Before they take effect, hundreds of ships weighing a total of 55 million tons – more than double the volume of the past five years – may be scrapped, a European Commission study on the global ship-scrapping industry estimated last year. A peak of 18 million tons of ships is expected in 2010.
"We all know about this looming problem," says Frank Stuer-Lauridsen, a Copenhagen-based maritime expert who co-wrote the study. "But nobody seems to have the energy to address this interim period, and the signs are not good."
While "green" ship recycling using sustainable environmental and safe labor practices is maturing in the US and elsewhere, the lure of higher prices paid by unsafe, polluting ship-scrapping operations overseas is strong, experts say. As a result, "the vast majority" of European Union-flagged vessels "along with the rest of the world's obsolete vessels" still make their last voyages to beaches and ship yards in India, Bangladesh, or Pakistan where safety practices are far less stringent, the EC report found.
In Alang, India, for instance, ships are often driven onto the beach, where workers with minimal personal protection cut them up with torches, spilling toxins into sea and air, maritime experts say.

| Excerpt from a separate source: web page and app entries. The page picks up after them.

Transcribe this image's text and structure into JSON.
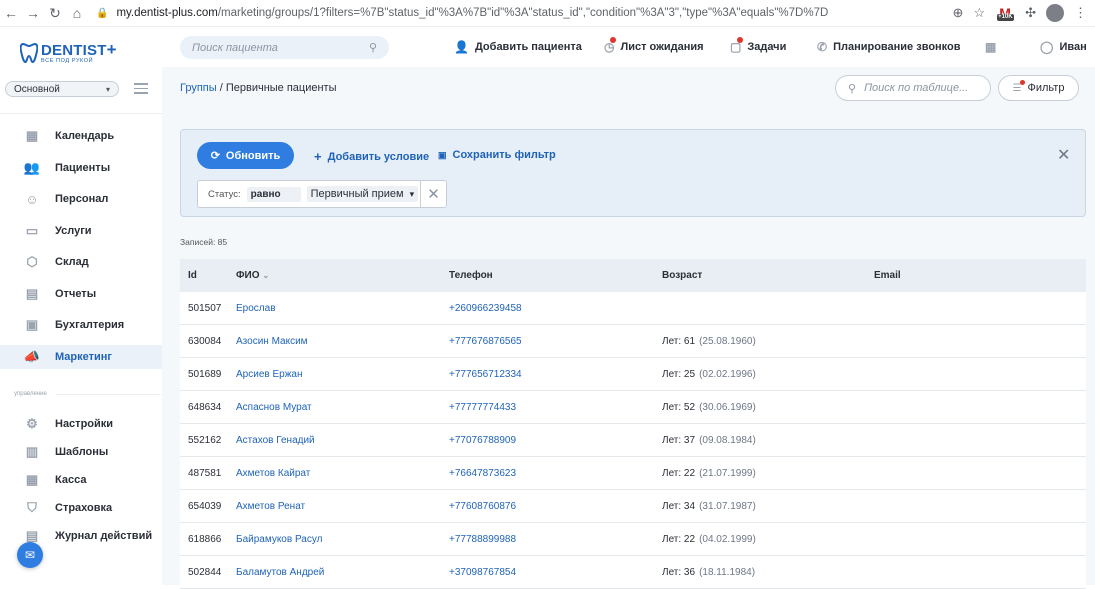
{
  "browser": {
    "url_host": "my.dentist-plus.com",
    "url_path": "/marketing/groups/1?filters=%7B\"status_id\"%3A%7B\"id\"%3A\"status_id\",\"condition\"%3A\"3\",\"type\"%3A\"equals\"%7D%7D",
    "gmail_badge": "+10K"
  },
  "header": {
    "brand_name": "DENTIST",
    "brand_plus": "+",
    "brand_tagline": "ВСЕ ПОД РУКОЙ",
    "search_placeholder": "Поиск пациента",
    "nav": {
      "add_patient": "Добавить пациента",
      "waiting_list": "Лист ожидания",
      "tasks": "Задачи",
      "call_planning": "Планирование звонков",
      "user": "Иван"
    }
  },
  "sidebar": {
    "branch": "Основной",
    "items": [
      {
        "label": "Календарь",
        "icon": "calendar-icon"
      },
      {
        "label": "Пациенты",
        "icon": "patients-icon"
      },
      {
        "label": "Персонал",
        "icon": "staff-icon"
      },
      {
        "label": "Услуги",
        "icon": "folder-icon"
      },
      {
        "label": "Склад",
        "icon": "warehouse-icon"
      },
      {
        "label": "Отчеты",
        "icon": "reports-icon"
      },
      {
        "label": "Бухгалтерия",
        "icon": "accounting-icon"
      },
      {
        "label": "Маркетинг",
        "icon": "megaphone-icon"
      }
    ],
    "group_label": "управление",
    "items2": [
      {
        "label": "Настройки",
        "icon": "settings-icon"
      },
      {
        "label": "Шаблоны",
        "icon": "templates-icon"
      },
      {
        "label": "Касса",
        "icon": "cash-icon"
      },
      {
        "label": "Страховка",
        "icon": "insurance-icon"
      },
      {
        "label": "Журнал действий",
        "icon": "log-icon"
      }
    ]
  },
  "main": {
    "breadcrumb_link": "Группы",
    "breadcrumb_sep": " / ",
    "breadcrumb_current": "Первичные пациенты",
    "table_search_placeholder": "Поиск по таблице...",
    "filter_label": "Фильтр",
    "filter_panel": {
      "refresh": "Обновить",
      "add_condition": "Добавить условие",
      "save_filter": "Сохранить фильтр",
      "condition_label": "Статус:",
      "condition_op": "равно",
      "condition_value": "Первичный прием"
    },
    "records": "Записей: 85",
    "columns": {
      "id": "Id",
      "name": "ФИО",
      "phone": "Телефон",
      "age": "Возраст",
      "email": "Email"
    },
    "rows": [
      {
        "id": "501507",
        "name": "Ерослав",
        "phone": "+260966239458",
        "age": "",
        "dob": "",
        "email": ""
      },
      {
        "id": "630084",
        "name": "Азосин Максим",
        "phone": "+777676876565",
        "age": "Лет: 61",
        "dob": "(25.08.1960)",
        "email": ""
      },
      {
        "id": "501689",
        "name": "Арсиев Ержан",
        "phone": "+777656712334",
        "age": "Лет: 25",
        "dob": "(02.02.1996)",
        "email": ""
      },
      {
        "id": "648634",
        "name": "Аспаснов Мурат",
        "phone": "+77777774433",
        "age": "Лет: 52",
        "dob": "(30.06.1969)",
        "email": ""
      },
      {
        "id": "552162",
        "name": "Астахов Генадий",
        "phone": "+77076788909",
        "age": "Лет: 37",
        "dob": "(09.08.1984)",
        "email": ""
      },
      {
        "id": "487581",
        "name": "Ахметов Кайрат",
        "phone": "+76647873623",
        "age": "Лет: 22",
        "dob": "(21.07.1999)",
        "email": ""
      },
      {
        "id": "654039",
        "name": "Ахметов Ренат",
        "phone": "+77608760876",
        "age": "Лет: 34",
        "dob": "(31.07.1987)",
        "email": ""
      },
      {
        "id": "618866",
        "name": "Байрамуков Расул",
        "phone": "+77788899988",
        "age": "Лет: 22",
        "dob": "(04.02.1999)",
        "email": ""
      },
      {
        "id": "502844",
        "name": "Баламутов Андрей",
        "phone": "+37098767854",
        "age": "Лет: 36",
        "dob": "(18.11.1984)",
        "email": ""
      }
    ]
  },
  "colors": {
    "accent": "#2f7de1",
    "link": "#1f63b8",
    "alert_dot": "#e0352b"
  }
}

With fewer environmental and labor requirements, ship recycling in places like Alang can be highly profitable, but highly dangerous for workers, the EC report on ship recycling found.
The official tally of people killed at Alang from scrap-yard accidents in 2003-04 was 26; the unofficial total was 103, the EC report said. (There have apparently been improvements among some of India's ship-breaking companies, including moves toward safety certification, the EC report acknowledges.)

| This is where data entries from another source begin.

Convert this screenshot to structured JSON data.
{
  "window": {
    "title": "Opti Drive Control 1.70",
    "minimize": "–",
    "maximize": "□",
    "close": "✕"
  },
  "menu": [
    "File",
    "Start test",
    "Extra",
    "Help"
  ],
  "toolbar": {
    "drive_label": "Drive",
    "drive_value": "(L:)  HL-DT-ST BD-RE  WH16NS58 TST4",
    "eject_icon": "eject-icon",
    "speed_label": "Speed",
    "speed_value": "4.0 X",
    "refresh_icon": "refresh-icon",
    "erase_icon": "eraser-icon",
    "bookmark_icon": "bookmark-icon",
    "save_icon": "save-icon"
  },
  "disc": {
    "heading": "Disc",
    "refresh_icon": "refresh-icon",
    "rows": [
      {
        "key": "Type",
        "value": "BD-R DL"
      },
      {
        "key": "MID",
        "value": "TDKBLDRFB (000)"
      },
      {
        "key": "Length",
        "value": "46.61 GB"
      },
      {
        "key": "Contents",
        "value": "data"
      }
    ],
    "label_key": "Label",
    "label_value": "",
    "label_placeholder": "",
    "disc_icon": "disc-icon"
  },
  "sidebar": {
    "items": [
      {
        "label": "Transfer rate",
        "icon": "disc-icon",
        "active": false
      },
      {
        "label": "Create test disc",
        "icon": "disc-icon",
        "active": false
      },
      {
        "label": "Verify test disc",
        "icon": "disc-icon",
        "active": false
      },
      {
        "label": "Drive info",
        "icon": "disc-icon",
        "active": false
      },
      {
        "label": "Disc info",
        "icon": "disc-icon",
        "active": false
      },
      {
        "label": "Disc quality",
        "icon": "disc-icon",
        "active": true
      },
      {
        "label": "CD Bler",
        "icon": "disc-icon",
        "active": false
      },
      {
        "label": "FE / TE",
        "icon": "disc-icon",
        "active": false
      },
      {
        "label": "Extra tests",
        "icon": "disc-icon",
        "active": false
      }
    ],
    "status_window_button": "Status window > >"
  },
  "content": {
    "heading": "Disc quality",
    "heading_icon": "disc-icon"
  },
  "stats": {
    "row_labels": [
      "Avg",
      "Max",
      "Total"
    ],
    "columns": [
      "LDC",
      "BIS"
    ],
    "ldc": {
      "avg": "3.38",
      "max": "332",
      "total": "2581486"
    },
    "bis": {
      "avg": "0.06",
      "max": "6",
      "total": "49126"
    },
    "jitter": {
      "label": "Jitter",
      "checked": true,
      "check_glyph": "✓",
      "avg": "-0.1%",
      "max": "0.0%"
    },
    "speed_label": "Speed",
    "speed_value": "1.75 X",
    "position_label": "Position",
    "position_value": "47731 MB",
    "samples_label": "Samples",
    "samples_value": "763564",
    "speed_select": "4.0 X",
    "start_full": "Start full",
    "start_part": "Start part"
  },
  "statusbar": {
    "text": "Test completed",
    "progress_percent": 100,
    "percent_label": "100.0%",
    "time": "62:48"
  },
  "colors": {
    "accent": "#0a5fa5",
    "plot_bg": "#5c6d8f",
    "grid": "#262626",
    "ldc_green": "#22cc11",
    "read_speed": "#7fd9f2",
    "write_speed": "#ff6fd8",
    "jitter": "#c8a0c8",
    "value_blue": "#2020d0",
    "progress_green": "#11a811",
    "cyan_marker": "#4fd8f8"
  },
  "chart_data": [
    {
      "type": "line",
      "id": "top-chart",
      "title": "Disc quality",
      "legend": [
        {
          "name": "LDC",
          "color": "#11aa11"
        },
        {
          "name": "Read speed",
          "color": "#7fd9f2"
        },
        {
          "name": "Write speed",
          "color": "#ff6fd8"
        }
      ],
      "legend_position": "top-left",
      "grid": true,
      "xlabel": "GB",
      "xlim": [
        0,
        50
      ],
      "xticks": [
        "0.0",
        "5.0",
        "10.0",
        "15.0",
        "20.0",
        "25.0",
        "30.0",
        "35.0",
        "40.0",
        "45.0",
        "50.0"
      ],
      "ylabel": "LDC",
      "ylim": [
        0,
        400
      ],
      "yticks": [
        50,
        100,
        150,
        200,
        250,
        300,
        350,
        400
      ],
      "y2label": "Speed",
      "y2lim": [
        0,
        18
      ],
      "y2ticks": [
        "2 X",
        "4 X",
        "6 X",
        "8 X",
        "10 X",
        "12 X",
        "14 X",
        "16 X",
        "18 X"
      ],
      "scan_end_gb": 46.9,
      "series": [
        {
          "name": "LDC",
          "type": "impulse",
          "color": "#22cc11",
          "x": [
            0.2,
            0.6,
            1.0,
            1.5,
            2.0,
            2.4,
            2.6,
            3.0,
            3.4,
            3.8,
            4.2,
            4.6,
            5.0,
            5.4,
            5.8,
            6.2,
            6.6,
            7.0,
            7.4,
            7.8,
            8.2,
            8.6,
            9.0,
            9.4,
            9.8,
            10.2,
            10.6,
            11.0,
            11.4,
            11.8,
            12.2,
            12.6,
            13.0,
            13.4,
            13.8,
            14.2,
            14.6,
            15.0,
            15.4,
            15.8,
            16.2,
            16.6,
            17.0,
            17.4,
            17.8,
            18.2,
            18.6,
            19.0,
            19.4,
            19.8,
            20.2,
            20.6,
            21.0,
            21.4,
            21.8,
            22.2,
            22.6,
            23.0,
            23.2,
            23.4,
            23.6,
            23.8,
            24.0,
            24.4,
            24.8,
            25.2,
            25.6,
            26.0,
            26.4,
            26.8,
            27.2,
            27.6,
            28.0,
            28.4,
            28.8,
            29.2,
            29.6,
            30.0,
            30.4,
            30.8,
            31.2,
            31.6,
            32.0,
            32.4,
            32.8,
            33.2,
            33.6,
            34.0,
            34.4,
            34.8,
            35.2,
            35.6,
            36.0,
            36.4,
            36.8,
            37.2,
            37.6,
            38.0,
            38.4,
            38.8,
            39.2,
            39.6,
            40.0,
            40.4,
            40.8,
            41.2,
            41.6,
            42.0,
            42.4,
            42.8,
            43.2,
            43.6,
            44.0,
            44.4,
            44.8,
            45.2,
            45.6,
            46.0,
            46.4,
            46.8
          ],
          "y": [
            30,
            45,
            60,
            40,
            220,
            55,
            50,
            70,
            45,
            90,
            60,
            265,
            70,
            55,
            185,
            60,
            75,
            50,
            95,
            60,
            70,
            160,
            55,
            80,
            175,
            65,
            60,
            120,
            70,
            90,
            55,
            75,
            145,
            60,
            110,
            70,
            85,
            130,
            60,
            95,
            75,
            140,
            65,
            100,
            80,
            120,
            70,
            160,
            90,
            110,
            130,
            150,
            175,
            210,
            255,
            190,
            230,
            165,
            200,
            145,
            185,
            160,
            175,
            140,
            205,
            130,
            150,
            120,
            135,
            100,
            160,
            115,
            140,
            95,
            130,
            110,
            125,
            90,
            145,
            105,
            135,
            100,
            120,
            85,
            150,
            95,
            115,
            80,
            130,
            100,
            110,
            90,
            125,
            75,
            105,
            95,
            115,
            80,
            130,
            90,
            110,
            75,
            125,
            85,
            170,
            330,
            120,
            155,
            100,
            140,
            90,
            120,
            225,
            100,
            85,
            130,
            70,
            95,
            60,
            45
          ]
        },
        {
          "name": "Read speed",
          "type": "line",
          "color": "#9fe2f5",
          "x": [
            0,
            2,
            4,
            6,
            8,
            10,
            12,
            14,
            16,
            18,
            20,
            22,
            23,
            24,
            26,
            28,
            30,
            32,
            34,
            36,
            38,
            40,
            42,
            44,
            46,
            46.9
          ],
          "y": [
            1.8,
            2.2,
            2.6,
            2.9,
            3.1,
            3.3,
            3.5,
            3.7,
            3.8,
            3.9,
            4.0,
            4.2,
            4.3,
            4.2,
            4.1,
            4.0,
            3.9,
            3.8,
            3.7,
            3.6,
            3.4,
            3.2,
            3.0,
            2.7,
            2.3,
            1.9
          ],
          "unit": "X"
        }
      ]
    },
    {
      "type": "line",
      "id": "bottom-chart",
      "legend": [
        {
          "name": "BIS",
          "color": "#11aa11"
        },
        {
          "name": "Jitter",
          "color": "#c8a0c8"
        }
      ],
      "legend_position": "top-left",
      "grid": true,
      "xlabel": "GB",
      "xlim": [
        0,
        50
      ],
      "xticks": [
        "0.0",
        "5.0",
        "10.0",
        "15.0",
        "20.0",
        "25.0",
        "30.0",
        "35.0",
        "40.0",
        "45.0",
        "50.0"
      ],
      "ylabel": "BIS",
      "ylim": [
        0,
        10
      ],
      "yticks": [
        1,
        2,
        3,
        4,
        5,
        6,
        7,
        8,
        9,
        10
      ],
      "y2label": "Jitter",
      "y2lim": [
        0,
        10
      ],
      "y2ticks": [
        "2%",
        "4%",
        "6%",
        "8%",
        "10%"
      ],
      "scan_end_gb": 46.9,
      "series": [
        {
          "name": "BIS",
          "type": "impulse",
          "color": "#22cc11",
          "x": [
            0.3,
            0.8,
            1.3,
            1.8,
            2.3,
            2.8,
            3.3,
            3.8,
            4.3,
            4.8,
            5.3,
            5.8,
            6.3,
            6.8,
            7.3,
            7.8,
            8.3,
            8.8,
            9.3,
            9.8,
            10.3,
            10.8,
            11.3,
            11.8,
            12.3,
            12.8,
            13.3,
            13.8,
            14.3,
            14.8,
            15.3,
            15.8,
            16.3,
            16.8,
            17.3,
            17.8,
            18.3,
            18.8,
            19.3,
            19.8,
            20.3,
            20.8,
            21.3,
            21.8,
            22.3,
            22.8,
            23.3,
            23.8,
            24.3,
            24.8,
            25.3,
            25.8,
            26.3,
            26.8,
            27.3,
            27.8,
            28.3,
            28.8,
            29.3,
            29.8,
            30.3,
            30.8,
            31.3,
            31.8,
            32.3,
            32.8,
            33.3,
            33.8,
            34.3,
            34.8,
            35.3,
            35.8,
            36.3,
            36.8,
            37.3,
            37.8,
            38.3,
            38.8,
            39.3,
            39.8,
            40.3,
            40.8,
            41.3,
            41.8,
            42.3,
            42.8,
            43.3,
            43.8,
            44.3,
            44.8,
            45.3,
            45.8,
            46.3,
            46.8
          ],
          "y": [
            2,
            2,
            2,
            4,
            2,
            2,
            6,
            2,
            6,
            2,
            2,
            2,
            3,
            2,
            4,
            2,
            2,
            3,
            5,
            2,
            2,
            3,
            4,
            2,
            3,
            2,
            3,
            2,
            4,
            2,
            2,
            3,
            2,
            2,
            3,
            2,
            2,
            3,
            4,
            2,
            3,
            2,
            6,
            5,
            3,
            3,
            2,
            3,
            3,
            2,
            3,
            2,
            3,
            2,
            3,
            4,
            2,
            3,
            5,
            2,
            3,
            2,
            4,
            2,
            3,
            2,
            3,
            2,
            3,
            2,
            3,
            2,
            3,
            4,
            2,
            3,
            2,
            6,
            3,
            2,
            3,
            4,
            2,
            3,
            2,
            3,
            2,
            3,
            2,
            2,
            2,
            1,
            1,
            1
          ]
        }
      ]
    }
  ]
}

"The impact these ships will have on the environment and workers is horrible to contemplate," says Jim Puckett, coordinator of the Basel Action Network, an environmental group that spotlighted the SS Oceanic for possibly carrying PCBs.
By contrast, ship-recycling practices in the US have improved and are now among the best in the world, the EU study found. After the Baltimore Sun won a Pulitzer Prize for its 1997 reporting that the US was sending its old warships to India for scrapping under horrendous working conditions, Congress halted that practice and mandated US-only recycling. Now government-owned vessels overseen by MARAD are scrapped at seven certified US ship-recycling yards.